> _WHAT THIS TASK INVOLVES_: Please output each line of the data exactly as it appears.

> _DATA SECTION_:
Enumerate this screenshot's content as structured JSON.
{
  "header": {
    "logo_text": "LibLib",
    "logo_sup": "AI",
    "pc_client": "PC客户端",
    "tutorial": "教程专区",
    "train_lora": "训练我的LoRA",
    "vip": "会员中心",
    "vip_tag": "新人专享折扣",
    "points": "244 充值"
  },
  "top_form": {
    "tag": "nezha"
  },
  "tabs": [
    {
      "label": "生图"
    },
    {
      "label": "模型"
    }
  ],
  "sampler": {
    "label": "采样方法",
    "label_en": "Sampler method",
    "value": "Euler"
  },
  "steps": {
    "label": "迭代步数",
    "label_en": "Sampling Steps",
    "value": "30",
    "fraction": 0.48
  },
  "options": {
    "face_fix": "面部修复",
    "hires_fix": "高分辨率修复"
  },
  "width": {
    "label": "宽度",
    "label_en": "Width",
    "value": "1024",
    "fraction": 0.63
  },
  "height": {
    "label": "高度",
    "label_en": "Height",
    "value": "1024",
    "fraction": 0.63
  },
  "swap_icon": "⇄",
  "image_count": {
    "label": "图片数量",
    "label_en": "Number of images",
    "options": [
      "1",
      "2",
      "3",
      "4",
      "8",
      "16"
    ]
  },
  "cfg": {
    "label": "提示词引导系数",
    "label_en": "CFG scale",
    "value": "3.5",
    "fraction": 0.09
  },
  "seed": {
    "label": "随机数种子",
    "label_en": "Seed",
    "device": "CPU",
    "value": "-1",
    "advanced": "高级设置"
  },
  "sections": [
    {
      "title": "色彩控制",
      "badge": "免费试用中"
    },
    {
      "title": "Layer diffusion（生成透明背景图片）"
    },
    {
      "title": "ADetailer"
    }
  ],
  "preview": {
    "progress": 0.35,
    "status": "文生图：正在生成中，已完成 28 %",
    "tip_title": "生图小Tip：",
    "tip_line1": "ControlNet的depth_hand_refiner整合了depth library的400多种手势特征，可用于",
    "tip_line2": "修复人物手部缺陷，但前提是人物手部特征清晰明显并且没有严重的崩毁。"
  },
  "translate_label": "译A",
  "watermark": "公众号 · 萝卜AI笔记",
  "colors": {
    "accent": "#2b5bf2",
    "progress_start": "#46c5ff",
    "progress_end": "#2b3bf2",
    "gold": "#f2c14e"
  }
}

> _WRITTEN SOLUTION_:
Enumerate this screenshot's content as structured JSON.
{
  "header": {
    "logo_text": "LibLib",
    "logo_sup": "AI",
    "pc_client": "PC客户端",
    "tutorial": "教程专区",
    "train_lora": "训练我的LoRA",
    "vip": "会员中心",
    "vip_tag": "新人专享折扣",
    "points": "244 充值"
  },
  "top_form": {
    "tag": "nezha"
  },
  "tabs": [
    {
      "label": "生图"
    },
    {
      "label": "模型"
    }
  ],
  "sampler": {
    "label": "采样方法",
    "label_en": "Sampler method",
    "value": "Euler"
  },
  "steps": {
    "label": "迭代步数",
    "label_en": "Sampling Steps",
    "value": "30",
    "fraction": 0.48
  },
  "options": {
    "face_fix": "面部修复",
    "hires_fix": "高分辨率修复"
  },
  "width": {
    "label": "宽度",
    "label_en": "Width",
    "value": "1024",
    "fraction": 0.63
  },
  "height": {
    "label": "高度",
    "label_en": "Height",
    "value": "1024",
    "fraction": 0.63
  },
  "swap_icon": "⇄",
  "image_count": {
    "label": "图片数量",
    "label_en": "Number of images",
    "options": [
      "1",
      "2",
      "3",
      "4",
      "8",
      "16"
    ]
  },
  "cfg": {
    "label": "提示词引导系数",
    "label_en": "CFG scale",
    "value": "3.5",
    "fraction": 0.09
  },
  "seed": {
    "label": "随机数种子",
    "label_en": "Seed",
    "device": "CPU",
    "value": "-1",
    "advanced": "高级设置"
  },
  "sections": [
    {
      "title": "色彩控制",
      "badge": "免费试用中"
    },
    {
      "title": "Layer diffusion（生成透明背景图片）"
    },
    {
      "title": "ADetailer"
    }
  ],
  "preview": {
    "progress": 0.35,
    "status": "文生图：正在生成中，已完成 28 %",
    "tip_title": "生图小Tip：",
    "tip_line1": "ControlNet的depth_hand_refiner整合了depth library的400多种手势特征，可用于",
    "tip_line2": "修复人物手部缺陷，但前提是人物手部特征清晰明显并且没有严重的崩毁。"
  },
  "translate_label": "译A",
  "watermark": "公众号 · 萝卜AI笔记",
  "colors": {
    "accent": "#2b5bf2",
    "progress_start": "#46c5ff",
    "progress_end": "#2b3bf2",
    "gold": "#f2c14e"
  }
}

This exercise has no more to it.